Nearly all of those gains came in the last quarter, with June alone accounting for the bulk of it, thanks to one factor: exceptional operational performance.
Both of Canada Goose's earnings reports released so far this year reveal a common story: The company's growing at a torrid pace. Numbers for its fiscal 2018 (ended March 31) that were released last month -- and which sent the stock soaring by double digits -- should give you a better idea. Note that all numbers are in the company's reporting currency, Canadian dollars:
|Metric||Fiscal 2018||Fiscal 2017||Change|
|Revenue||$591.2 million||$403.8 million||46.4%|
|Gross margin||58.8%||52.5%||6.3 pp|
|Operating margin||23.4%||10%||13.4 pp|
|Net income||$96.1 million||$21.6 million||345%|
|Adjusted earnings per share (EPS)||$0.84||$0.43||95.3%|
Breaking Canada Goose's revenues down further, direct-to-consumer (DTC) sales more than doubled to CA$255 million, while wholesale revenue clocked a relatively muted 16.5% growth. You could easily call DTC -- comprising flagship retail stores and its e-commerce platform -- Canada Goose's golden goose.
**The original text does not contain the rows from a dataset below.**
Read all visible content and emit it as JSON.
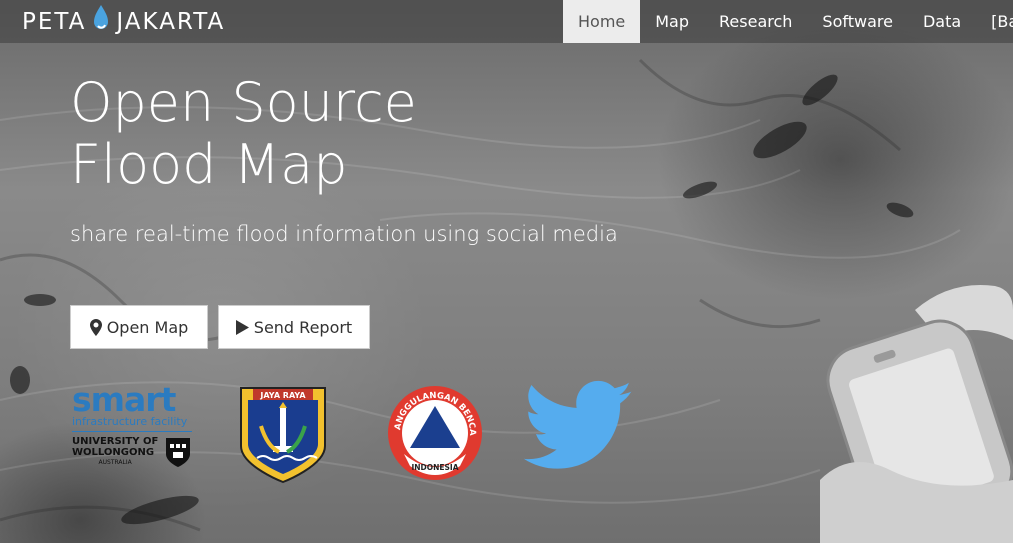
{
  "brand": {
    "left": "PETA",
    "right": "JAKARTA",
    "drop_color": "#4aa3df"
  },
  "nav": {
    "items": [
      {
        "label": "Home",
        "active": true
      },
      {
        "label": "Map",
        "active": false
      },
      {
        "label": "Research",
        "active": false
      },
      {
        "label": "Software",
        "active": false
      },
      {
        "label": "Data",
        "active": false
      },
      {
        "label": "[Ba",
        "active": false
      }
    ]
  },
  "hero": {
    "title_line1": "Open Source",
    "title_line2": "Flood Map",
    "subtitle": "share real-time flood information using social media"
  },
  "buttons": {
    "open_map": {
      "label": "Open Map",
      "icon": "map-marker-icon"
    },
    "send_report": {
      "label": "Send Report",
      "icon": "play-icon"
    }
  },
  "logos": {
    "smart": {
      "word": "smart",
      "sub": "infrastructure facility",
      "uni_line1": "UNIVERSITY OF",
      "uni_line2": "WOLLONGONG",
      "uni_line3": "AUSTRALIA",
      "color": "#2b7bc0"
    },
    "jaya": {
      "banner": "JAYA RAYA"
    },
    "bnpb": {
      "ring_text": "PENANGGULANGAN BENCANA",
      "bottom_text": "INDONESIA"
    },
    "twitter": {
      "color": "#55acee"
    }
  }
}
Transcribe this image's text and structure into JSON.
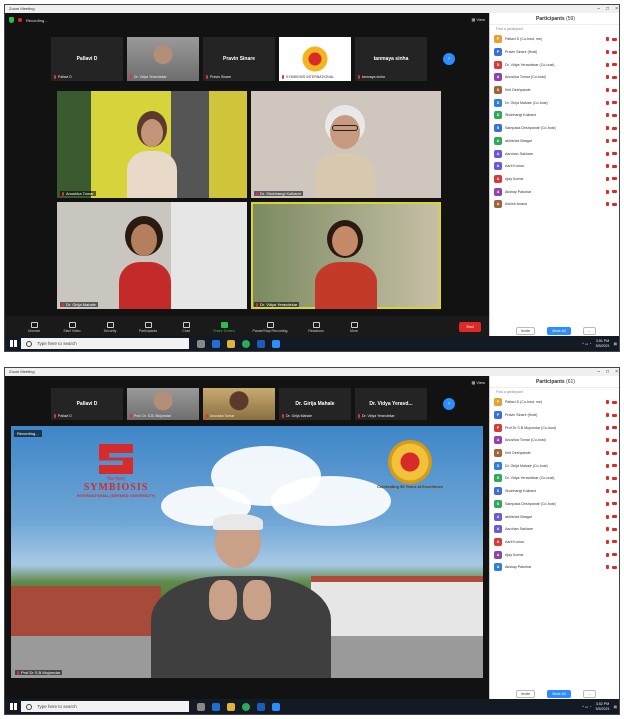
{
  "shot1": {
    "title": "Zoom Meeting",
    "recording_label": "Recording...",
    "view_label": "View",
    "strip": [
      {
        "name": "Pallavi D",
        "caption": "Pallavi D"
      },
      {
        "name": "",
        "caption": "Dr. Vidya Yeravdekar"
      },
      {
        "name": "Pravin Sinare",
        "caption": "Pravin Sinare"
      },
      {
        "name": "",
        "caption": "SYMBIOSIS INTERNATIONAL"
      },
      {
        "name": "tanmaya sinha",
        "caption": "tanmaya sinha"
      }
    ],
    "gallery": [
      {
        "caption": "Anushka Tomar"
      },
      {
        "caption": "Dr. Shubhangi Kulkarni"
      },
      {
        "caption": "Dr. Girija Mahale"
      },
      {
        "caption": "Dr. Vidya Yeravdekar"
      }
    ],
    "toolbar": [
      {
        "label": "Unmute",
        "icon": "microphone-icon"
      },
      {
        "label": "Start Video",
        "icon": "video-icon"
      },
      {
        "label": "Security",
        "icon": "shield-icon"
      },
      {
        "label": "Participants",
        "icon": "participants-icon"
      },
      {
        "label": "Chat",
        "icon": "chat-icon"
      },
      {
        "label": "Share Screen",
        "icon": "share-screen-icon"
      },
      {
        "label": "Pause/Stop Recording",
        "icon": "record-icon"
      },
      {
        "label": "Reactions",
        "icon": "reactions-icon"
      },
      {
        "label": "More",
        "icon": "more-icon"
      }
    ],
    "end_label": "End",
    "panel": {
      "title": "Participants",
      "count": "(59)",
      "search": "Find a participant",
      "participants": [
        {
          "initial": "P",
          "name": "Pallavi D (Co-host, me)",
          "color": "#e8a030"
        },
        {
          "initial": "P",
          "name": "Pravin Sinare (Host)",
          "color": "#3f6fd6"
        },
        {
          "initial": "D",
          "name": "Dr. Vidya Yeravdekar (Co-host)",
          "color": "#d63a3a"
        },
        {
          "initial": "A",
          "name": "Anushka Tomar (Co-host)",
          "color": "#8e44ad"
        },
        {
          "initial": "K",
          "name": "Kirti Deshpande",
          "color": "#a0643a"
        },
        {
          "initial": "D",
          "name": "Dr. Girija Mahale (Co-host)",
          "color": "#2f7fd6"
        },
        {
          "initial": "D",
          "name": "Shubhangi Kulkarni",
          "color": "#2fa85a"
        },
        {
          "initial": "S",
          "name": "Sampada Deshpande (Co-host)",
          "color": "#3a6fd6"
        },
        {
          "initial": "A",
          "name": "abhishek Bhagat",
          "color": "#2fa85a"
        },
        {
          "initial": "A",
          "name": "Aarohan Sakhare",
          "color": "#6a5ad6"
        },
        {
          "initial": "A",
          "name": "Aarti Kumar",
          "color": "#6a5ad6"
        },
        {
          "initial": "A",
          "name": "Ajay Kumar",
          "color": "#d63a3a"
        },
        {
          "initial": "A",
          "name": "Akshay Paturkar",
          "color": "#8e44ad"
        },
        {
          "initial": "A",
          "name": "Ashish Anand",
          "color": "#a0643a"
        }
      ],
      "invite_label": "Invite",
      "mute_all_label": "Mute All",
      "more_label": "..."
    },
    "taskbar": {
      "search": "Type here to search",
      "time": "3:51 PM",
      "date": "5/5/2021"
    }
  },
  "shot2": {
    "title": "Zoom Meeting",
    "view_label": "View",
    "strip": [
      {
        "name": "Pallavi D",
        "caption": "Pallavi D"
      },
      {
        "name": "",
        "caption": "Prof. Dr. S.B. Mujumdar"
      },
      {
        "name": "",
        "caption": "Anushka Tomar"
      },
      {
        "name": "Dr. Girija Mahale",
        "caption": "Dr. Girija Mahale"
      },
      {
        "name": "Dr. Vidya Yeravd...",
        "caption": "Dr. Vidya Yeravdekar"
      }
    ],
    "recording_label": "Recording...",
    "speaker": {
      "caption": "Prof Dr S.B Mujumdar",
      "logo_small": "विद्या विश्वम्",
      "logo_name": "SYMBIOSIS",
      "logo_sub": "INTERNATIONAL (DEEMED UNIVERSITY)",
      "medal_text": "Celebrating 50 Years of Excellence"
    },
    "panel": {
      "title": "Participants",
      "count": "(61)",
      "search": "Find a participant",
      "participants": [
        {
          "initial": "P",
          "name": "Pallavi D (Co-host, me)",
          "color": "#e8a030"
        },
        {
          "initial": "P",
          "name": "Pravin Sinare (Host)",
          "color": "#3f6fd6"
        },
        {
          "initial": "P",
          "name": "Prof Dr S.B Mujumdar (Co-host)",
          "color": "#d63a3a"
        },
        {
          "initial": "A",
          "name": "Anushka Tomar (Co-host)",
          "color": "#8e44ad"
        },
        {
          "initial": "K",
          "name": "Kirti Deshpande",
          "color": "#a0643a"
        },
        {
          "initial": "D",
          "name": "Dr. Girija Mahale (Co-host)",
          "color": "#2f7fd6"
        },
        {
          "initial": "D",
          "name": "Dr. Vidya Yeravdekar (Co-host)",
          "color": "#2fa85a"
        },
        {
          "initial": "S",
          "name": "Shubhangi Kulkarni",
          "color": "#3a6fd6"
        },
        {
          "initial": "S",
          "name": "Sampada Deshpande (Co-host)",
          "color": "#2fa85a"
        },
        {
          "initial": "A",
          "name": "abhishek Bhagat",
          "color": "#6a5ad6"
        },
        {
          "initial": "A",
          "name": "Aarohan Sakhare",
          "color": "#6a5ad6"
        },
        {
          "initial": "A",
          "name": "Aarti Kumar",
          "color": "#d63a3a"
        },
        {
          "initial": "A",
          "name": "Ajay Kumar",
          "color": "#8e44ad"
        },
        {
          "initial": "A",
          "name": "Akshay Paturkar",
          "color": "#2f7fd6"
        }
      ],
      "invite_label": "Invite",
      "mute_all_label": "Mute All",
      "more_label": "..."
    },
    "taskbar": {
      "search": "Type here to search",
      "time": "3:52 PM",
      "date": "5/5/2021"
    }
  }
}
Management's outlook for the next three years is equally compelling. It expects (emphasis mine):
- Annual revenue growth: At least 20% on average.
- Adjusted EBITDA margin: At least 26% in 2021.
- Annual adjusted EPS growth: At least 25% on average.
Those growth projections, unsurprisingly, led to market frenzy and sent Canada Goose shares flying last month. Frankly, the market already had high expectations for the company, especially after it revealed plans to expand into China just a couple of weeks prior to its full-year earnings release. Plans include a regional head office in Shanghai, two retail stores, and e-commerce via Alibaba's Tmall in coming quarters. Investors cheered Canada Goose's plans given the huge appetite for luxury goods in China.
There's no denying Canada Goose's growth potential as it extends its brand power to high-potential markets like China. Presently, the company gets nearly 70% of its sales from the U.S. and Canada, so there's a huge market waiting to be tapped.
At the same time, I'd be happier to see Canada Goose reduce reliance on winters (which, I believe, is one of the biggest risks about investing in the stock) and look to expand its lightweight spring collection to spread sales out through the year. Where it is now, a warm winter could hit Canada Goose's sales really hard, more so for the high-end apparel that it deals in. Keep an eye on that, and watch the company's DTC sales closely, as that'll likely drive the 60-year-old luxury apparel maker's next growth phase.